(Extracted information Opens)

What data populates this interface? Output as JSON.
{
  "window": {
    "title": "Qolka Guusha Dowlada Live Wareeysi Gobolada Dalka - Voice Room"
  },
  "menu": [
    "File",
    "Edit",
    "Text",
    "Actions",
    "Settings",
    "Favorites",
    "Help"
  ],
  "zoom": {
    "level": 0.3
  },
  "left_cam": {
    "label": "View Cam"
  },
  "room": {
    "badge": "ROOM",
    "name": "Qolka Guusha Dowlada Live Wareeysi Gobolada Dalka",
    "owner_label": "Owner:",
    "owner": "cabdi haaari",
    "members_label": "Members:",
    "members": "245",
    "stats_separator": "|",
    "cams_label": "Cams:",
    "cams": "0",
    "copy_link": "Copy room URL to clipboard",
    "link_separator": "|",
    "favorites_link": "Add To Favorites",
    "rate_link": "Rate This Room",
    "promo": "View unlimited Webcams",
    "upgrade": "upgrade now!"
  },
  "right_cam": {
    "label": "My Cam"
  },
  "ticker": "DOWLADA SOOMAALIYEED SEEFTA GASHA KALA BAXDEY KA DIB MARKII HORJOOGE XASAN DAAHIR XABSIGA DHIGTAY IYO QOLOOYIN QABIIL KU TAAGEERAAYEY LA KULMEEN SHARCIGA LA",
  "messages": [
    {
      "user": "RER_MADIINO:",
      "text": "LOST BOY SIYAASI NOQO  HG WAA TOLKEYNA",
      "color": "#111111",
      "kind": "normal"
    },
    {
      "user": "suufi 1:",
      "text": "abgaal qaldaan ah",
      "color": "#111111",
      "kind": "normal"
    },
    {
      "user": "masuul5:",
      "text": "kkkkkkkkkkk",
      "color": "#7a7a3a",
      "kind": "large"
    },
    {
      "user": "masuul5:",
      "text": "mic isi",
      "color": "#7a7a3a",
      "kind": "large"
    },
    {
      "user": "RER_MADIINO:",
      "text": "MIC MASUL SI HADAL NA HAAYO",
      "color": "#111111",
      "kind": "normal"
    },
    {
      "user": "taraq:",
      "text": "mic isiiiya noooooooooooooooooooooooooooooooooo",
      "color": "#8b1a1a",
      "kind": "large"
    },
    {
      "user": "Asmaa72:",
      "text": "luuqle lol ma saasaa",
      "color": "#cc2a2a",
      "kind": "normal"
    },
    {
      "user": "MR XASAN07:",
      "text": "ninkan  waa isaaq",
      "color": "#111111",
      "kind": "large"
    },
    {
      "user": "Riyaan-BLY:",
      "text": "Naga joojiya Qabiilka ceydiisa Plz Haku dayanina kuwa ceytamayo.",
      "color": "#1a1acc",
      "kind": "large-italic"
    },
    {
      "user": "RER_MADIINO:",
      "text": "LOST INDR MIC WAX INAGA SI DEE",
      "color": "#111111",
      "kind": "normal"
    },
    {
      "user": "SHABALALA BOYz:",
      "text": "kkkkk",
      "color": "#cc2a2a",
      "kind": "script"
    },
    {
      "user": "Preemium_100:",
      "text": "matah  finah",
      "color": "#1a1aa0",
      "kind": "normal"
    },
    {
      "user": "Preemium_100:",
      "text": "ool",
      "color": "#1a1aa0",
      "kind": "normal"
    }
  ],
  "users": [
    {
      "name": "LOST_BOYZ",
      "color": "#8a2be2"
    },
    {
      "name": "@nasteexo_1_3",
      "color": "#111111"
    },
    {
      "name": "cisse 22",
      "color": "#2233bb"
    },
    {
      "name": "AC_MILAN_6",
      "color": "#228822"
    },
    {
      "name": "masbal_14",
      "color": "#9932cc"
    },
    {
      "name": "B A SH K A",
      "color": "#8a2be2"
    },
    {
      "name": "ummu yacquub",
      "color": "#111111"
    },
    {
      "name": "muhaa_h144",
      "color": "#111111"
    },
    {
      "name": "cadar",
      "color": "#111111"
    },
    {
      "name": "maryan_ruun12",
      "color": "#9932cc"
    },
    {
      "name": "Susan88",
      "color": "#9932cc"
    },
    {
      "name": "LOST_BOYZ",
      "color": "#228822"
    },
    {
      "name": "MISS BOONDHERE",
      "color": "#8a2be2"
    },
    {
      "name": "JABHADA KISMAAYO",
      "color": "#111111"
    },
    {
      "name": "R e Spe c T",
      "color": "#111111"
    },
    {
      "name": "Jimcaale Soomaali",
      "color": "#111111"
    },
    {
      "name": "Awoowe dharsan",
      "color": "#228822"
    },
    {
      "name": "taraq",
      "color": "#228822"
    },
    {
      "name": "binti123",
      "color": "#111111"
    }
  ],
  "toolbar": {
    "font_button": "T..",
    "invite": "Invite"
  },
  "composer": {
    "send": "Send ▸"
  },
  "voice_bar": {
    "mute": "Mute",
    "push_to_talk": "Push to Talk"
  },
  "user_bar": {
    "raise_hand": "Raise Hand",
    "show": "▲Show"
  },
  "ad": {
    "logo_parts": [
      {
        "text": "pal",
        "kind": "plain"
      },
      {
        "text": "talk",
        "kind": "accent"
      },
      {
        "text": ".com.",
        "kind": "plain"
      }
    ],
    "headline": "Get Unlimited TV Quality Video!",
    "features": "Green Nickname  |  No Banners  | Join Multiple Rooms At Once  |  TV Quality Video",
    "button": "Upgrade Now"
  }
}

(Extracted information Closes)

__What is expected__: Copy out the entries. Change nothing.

__Solution to this exercise__:
What data populates this interface? Output as JSON.
{
  "window": {
    "title": "Qolka Guusha Dowlada Live Wareeysi Gobolada Dalka - Voice Room"
  },
  "menu": [
    "File",
    "Edit",
    "Text",
    "Actions",
    "Settings",
    "Favorites",
    "Help"
  ],
  "zoom": {
    "level": 0.3
  },
  "left_cam": {
    "label": "View Cam"
  },
  "room": {
    "badge": "ROOM",
    "name": "Qolka Guusha Dowlada Live Wareeysi Gobolada Dalka",
    "owner_label": "Owner:",
    "owner": "cabdi haaari",
    "members_label": "Members:",
    "members": "245",
    "stats_separator": "|",
    "cams_label": "Cams:",
    "cams": "0",
    "copy_link": "Copy room URL to clipboard",
    "link_separator": "|",
    "favorites_link": "Add To Favorites",
    "rate_link": "Rate This Room",
    "promo": "View unlimited Webcams",
    "upgrade": "upgrade now!"
  },
  "right_cam": {
    "label": "My Cam"
  },
  "ticker": "DOWLADA SOOMAALIYEED SEEFTA GASHA KALA BAXDEY KA DIB MARKII HORJOOGE XASAN DAAHIR XABSIGA DHIGTAY IYO QOLOOYIN QABIIL KU TAAGEERAAYEY LA KULMEEN SHARCIGA LA",
  "messages": [
    {
      "user": "RER_MADIINO:",
      "text": "LOST BOY SIYAASI NOQO  HG WAA TOLKEYNA",
      "color": "#111111",
      "kind": "normal"
    },
    {
      "user": "suufi 1:",
      "text": "abgaal qaldaan ah",
      "color": "#111111",
      "kind": "normal"
    },
    {
      "user": "masuul5:",
      "text": "kkkkkkkkkkk",
      "color": "#7a7a3a",
      "kind": "large"
    },
    {
      "user": "masuul5:",
      "text": "mic isi",
      "color": "#7a7a3a",
      "kind": "large"
    },
    {
      "user": "RER_MADIINO:",
      "text": "MIC MASUL SI HADAL NA HAAYO",
      "color": "#111111",
      "kind": "normal"
    },
    {
      "user": "taraq:",
      "text": "mic isiiiya noooooooooooooooooooooooooooooooooo",
      "color": "#8b1a1a",
      "kind": "large"
    },
    {
      "user": "Asmaa72:",
      "text": "luuqle lol ma saasaa",
      "color": "#cc2a2a",
      "kind": "normal"
    },
    {
      "user": "MR XASAN07:",
      "text": "ninkan  waa isaaq",
      "color": "#111111",
      "kind": "large"
    },
    {
      "user": "Riyaan-BLY:",
      "text": "Naga joojiya Qabiilka ceydiisa Plz Haku dayanina kuwa ceytamayo.",
      "color": "#1a1acc",
      "kind": "large-italic"
    },
    {
      "user": "RER_MADIINO:",
      "text": "LOST INDR MIC WAX INAGA SI DEE",
      "color": "#111111",
      "kind": "normal"
    },
    {
      "user": "SHABALALA BOYz:",
      "text": "kkkkk",
      "color": "#cc2a2a",
      "kind": "script"
    },
    {
      "user": "Preemium_100:",
      "text": "matah  finah",
      "color": "#1a1aa0",
      "kind": "normal"
    },
    {
      "user": "Preemium_100:",
      "text": "ool",
      "color": "#1a1aa0",
      "kind": "normal"
    }
  ],
  "users": [
    {
      "name": "LOST_BOYZ",
      "color": "#8a2be2"
    },
    {
      "name": "@nasteexo_1_3",
      "color": "#111111"
    },
    {
      "name": "cisse 22",
      "color": "#2233bb"
    },
    {
      "name": "AC_MILAN_6",
      "color": "#228822"
    },
    {
      "name": "masbal_14",
      "color": "#9932cc"
    },
    {
      "name": "B A SH K A",
      "color": "#8a2be2"
    },
    {
      "name": "ummu yacquub",
      "color": "#111111"
    },
    {
      "name": "muhaa_h144",
      "color": "#111111"
    },
    {
      "name": "cadar",
      "color": "#111111"
    },
    {
      "name": "maryan_ruun12",
      "color": "#9932cc"
    },
    {
      "name": "Susan88",
      "color": "#9932cc"
    },
    {
      "name": "LOST_BOYZ",
      "color": "#228822"
    },
    {
      "name": "MISS BOONDHERE",
      "color": "#8a2be2"
    },
    {
      "name": "JABHADA KISMAAYO",
      "color": "#111111"
    },
    {
      "name": "R e Spe c T",
      "color": "#111111"
    },
    {
      "name": "Jimcaale Soomaali",
      "color": "#111111"
    },
    {
      "name": "Awoowe dharsan",
      "color": "#228822"
    },
    {
      "name": "taraq",
      "color": "#228822"
    },
    {
      "name": "binti123",
      "color": "#111111"
    }
  ],
  "toolbar": {
    "font_button": "T..",
    "invite": "Invite"
  },
  "composer": {
    "send": "Send ▸"
  },
  "voice_bar": {
    "mute": "Mute",
    "push_to_talk": "Push to Talk"
  },
  "user_bar": {
    "raise_hand": "Raise Hand",
    "show": "▲Show"
  },
  "ad": {
    "logo_parts": [
      {
        "text": "pal",
        "kind": "plain"
      },
      {
        "text": "talk",
        "kind": "accent"
      },
      {
        "text": ".com.",
        "kind": "plain"
      }
    ],
    "headline": "Get Unlimited TV Quality Video!",
    "features": "Green Nickname  |  No Banners  | Join Multiple Rooms At Once  |  TV Quality Video",
    "button": "Upgrade Now"
  }
}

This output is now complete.